- **What you will do**
Hunt through the lines below for the string "true" and copy each one that has it.
(Extracted records)
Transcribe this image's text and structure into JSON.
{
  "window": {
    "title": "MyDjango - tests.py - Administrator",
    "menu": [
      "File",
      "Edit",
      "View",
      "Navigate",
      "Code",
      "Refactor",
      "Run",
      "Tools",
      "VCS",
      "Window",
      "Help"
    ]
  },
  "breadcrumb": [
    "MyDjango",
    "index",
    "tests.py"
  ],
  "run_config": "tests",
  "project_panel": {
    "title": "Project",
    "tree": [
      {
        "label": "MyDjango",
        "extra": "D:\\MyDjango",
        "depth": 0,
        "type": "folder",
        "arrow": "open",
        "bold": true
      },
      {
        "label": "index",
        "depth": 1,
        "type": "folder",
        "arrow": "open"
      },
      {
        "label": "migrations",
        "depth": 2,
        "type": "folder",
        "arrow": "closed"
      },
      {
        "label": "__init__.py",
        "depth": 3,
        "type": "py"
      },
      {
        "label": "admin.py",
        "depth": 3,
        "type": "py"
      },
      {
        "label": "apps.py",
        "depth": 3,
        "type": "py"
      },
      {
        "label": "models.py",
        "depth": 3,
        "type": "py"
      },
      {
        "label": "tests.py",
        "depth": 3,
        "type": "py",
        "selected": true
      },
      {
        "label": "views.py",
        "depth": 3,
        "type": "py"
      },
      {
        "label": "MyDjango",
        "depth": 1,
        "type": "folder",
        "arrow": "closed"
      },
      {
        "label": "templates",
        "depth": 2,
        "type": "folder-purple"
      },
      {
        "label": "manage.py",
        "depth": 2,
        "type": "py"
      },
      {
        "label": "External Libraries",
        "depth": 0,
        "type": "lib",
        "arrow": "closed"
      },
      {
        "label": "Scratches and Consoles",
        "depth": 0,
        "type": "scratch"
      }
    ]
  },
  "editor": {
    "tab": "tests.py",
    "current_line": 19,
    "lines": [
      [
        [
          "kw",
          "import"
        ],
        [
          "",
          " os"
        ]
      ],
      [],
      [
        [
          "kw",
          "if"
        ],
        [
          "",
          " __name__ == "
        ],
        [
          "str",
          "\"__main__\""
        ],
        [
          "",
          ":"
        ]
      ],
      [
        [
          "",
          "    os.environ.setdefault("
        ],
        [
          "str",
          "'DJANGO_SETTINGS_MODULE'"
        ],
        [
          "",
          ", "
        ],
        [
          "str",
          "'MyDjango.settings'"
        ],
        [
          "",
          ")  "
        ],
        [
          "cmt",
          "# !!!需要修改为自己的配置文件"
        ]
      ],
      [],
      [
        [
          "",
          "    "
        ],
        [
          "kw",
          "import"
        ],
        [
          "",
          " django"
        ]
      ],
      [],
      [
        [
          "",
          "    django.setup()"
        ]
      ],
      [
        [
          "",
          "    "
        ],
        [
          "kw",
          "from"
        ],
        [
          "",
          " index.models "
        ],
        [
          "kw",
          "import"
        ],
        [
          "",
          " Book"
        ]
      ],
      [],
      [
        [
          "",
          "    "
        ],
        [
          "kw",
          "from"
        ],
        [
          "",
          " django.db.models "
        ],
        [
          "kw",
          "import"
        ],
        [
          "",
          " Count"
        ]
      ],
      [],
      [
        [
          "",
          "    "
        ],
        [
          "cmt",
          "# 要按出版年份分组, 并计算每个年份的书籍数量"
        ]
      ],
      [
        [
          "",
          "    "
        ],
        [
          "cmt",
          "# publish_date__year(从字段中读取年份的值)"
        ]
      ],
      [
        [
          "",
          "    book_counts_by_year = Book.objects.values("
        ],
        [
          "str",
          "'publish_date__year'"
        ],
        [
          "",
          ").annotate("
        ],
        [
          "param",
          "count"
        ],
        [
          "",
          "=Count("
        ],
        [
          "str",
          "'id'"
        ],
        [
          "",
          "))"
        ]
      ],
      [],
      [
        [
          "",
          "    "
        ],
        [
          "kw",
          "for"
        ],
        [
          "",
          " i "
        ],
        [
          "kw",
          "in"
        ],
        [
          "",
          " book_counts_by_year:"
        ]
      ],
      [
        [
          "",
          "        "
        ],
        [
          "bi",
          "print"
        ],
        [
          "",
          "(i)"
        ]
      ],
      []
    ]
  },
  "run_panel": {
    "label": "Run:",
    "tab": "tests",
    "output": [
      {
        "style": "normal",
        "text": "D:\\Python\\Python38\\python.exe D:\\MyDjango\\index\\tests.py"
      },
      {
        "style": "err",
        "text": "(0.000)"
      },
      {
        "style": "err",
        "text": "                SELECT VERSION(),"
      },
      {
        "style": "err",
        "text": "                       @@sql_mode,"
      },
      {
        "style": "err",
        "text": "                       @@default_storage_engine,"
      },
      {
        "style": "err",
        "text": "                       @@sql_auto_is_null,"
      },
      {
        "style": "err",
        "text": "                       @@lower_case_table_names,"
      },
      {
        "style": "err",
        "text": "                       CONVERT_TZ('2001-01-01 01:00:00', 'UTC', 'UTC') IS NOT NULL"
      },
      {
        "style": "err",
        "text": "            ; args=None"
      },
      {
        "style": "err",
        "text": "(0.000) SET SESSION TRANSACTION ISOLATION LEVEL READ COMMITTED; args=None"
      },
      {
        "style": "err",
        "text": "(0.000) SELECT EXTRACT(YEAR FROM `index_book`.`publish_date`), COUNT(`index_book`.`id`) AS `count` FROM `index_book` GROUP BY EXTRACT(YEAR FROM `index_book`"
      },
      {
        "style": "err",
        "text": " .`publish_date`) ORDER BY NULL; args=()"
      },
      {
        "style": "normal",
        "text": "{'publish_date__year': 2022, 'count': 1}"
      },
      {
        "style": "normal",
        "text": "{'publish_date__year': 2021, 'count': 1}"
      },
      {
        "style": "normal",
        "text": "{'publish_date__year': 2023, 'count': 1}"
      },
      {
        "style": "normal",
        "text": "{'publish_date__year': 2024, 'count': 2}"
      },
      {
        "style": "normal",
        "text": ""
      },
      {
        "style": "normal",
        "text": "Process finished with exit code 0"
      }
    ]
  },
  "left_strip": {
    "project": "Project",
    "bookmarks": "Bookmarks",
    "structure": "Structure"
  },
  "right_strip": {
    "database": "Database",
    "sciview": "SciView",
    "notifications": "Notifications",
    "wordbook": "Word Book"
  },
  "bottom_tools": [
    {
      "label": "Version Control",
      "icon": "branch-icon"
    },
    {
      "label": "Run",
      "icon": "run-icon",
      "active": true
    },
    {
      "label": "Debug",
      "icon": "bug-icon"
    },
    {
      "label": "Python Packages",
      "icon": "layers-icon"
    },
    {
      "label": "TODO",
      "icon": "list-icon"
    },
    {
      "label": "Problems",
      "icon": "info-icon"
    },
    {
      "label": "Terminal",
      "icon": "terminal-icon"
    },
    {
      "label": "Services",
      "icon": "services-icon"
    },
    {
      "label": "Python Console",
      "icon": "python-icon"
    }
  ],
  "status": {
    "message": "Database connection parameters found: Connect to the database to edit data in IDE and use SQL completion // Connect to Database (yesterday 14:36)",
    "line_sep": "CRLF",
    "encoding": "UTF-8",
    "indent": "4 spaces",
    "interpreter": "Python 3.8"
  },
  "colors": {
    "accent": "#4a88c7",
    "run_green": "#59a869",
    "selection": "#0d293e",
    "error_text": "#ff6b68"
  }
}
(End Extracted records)
- **Exercise output**
        "bold": true
        "selected": true
      "active": true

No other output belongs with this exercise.